EXTRACTED MATERIAL:
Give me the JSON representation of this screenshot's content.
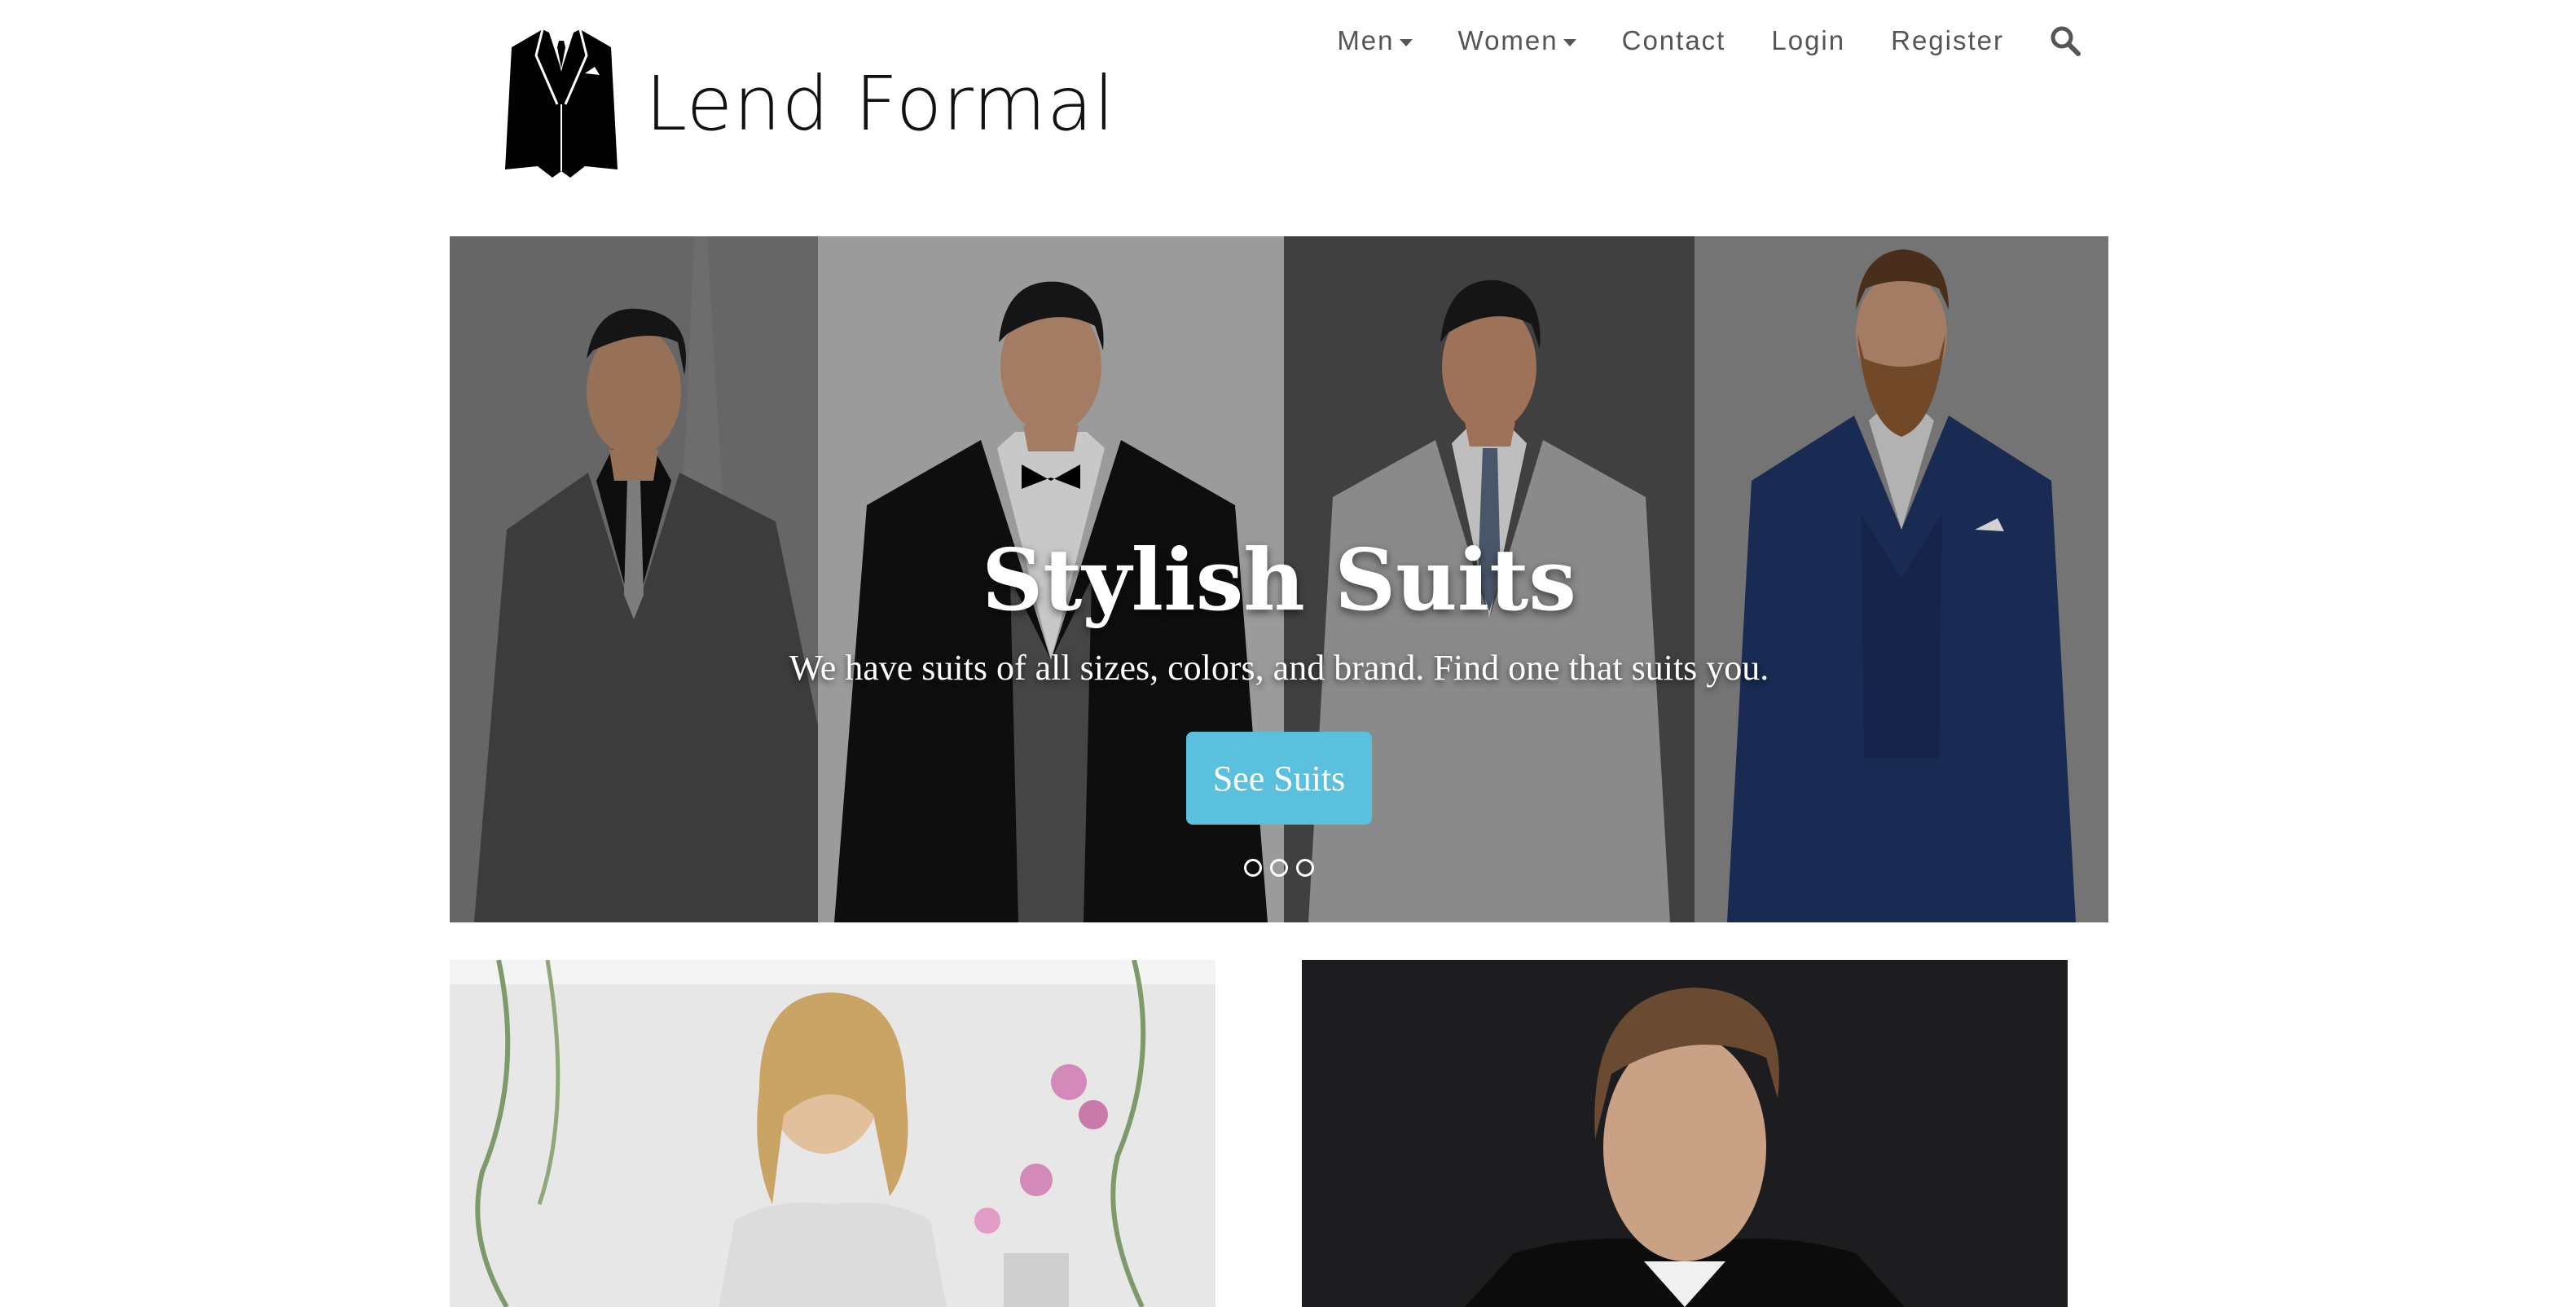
{
  "brand": {
    "name": "Lend Formal",
    "logo_icon": "suit-jacket-icon"
  },
  "nav": {
    "items": [
      {
        "label": "Men",
        "dropdown": true
      },
      {
        "label": "Women",
        "dropdown": true
      },
      {
        "label": "Contact",
        "dropdown": false
      },
      {
        "label": "Login",
        "dropdown": false
      },
      {
        "label": "Register",
        "dropdown": false
      }
    ],
    "search_icon": "search-icon"
  },
  "hero": {
    "title": "Stylish Suits",
    "subtitle": "We have suits of all sizes, colors, and brand. Find one that suits you.",
    "button_label": "See Suits",
    "slide_count": 3,
    "active_slide": 3,
    "button_color": "#5bc0de"
  },
  "colors": {
    "nav_text": "#555555",
    "brand_text": "#111111",
    "accent": "#5bc0de"
  }
}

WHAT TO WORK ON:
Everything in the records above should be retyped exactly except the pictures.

WRITTEN SOLUTION:
Give me the JSON representation of this screenshot's content.
{
  "brand": {
    "name": "Lend Formal",
    "logo_icon": "suit-jacket-icon"
  },
  "nav": {
    "items": [
      {
        "label": "Men",
        "dropdown": true
      },
      {
        "label": "Women",
        "dropdown": true
      },
      {
        "label": "Contact",
        "dropdown": false
      },
      {
        "label": "Login",
        "dropdown": false
      },
      {
        "label": "Register",
        "dropdown": false
      }
    ],
    "search_icon": "search-icon"
  },
  "hero": {
    "title": "Stylish Suits",
    "subtitle": "We have suits of all sizes, colors, and brand. Find one that suits you.",
    "button_label": "See Suits",
    "slide_count": 3,
    "active_slide": 3,
    "button_color": "#5bc0de"
  },
  "colors": {
    "nav_text": "#555555",
    "brand_text": "#111111",
    "accent": "#5bc0de"
  }
}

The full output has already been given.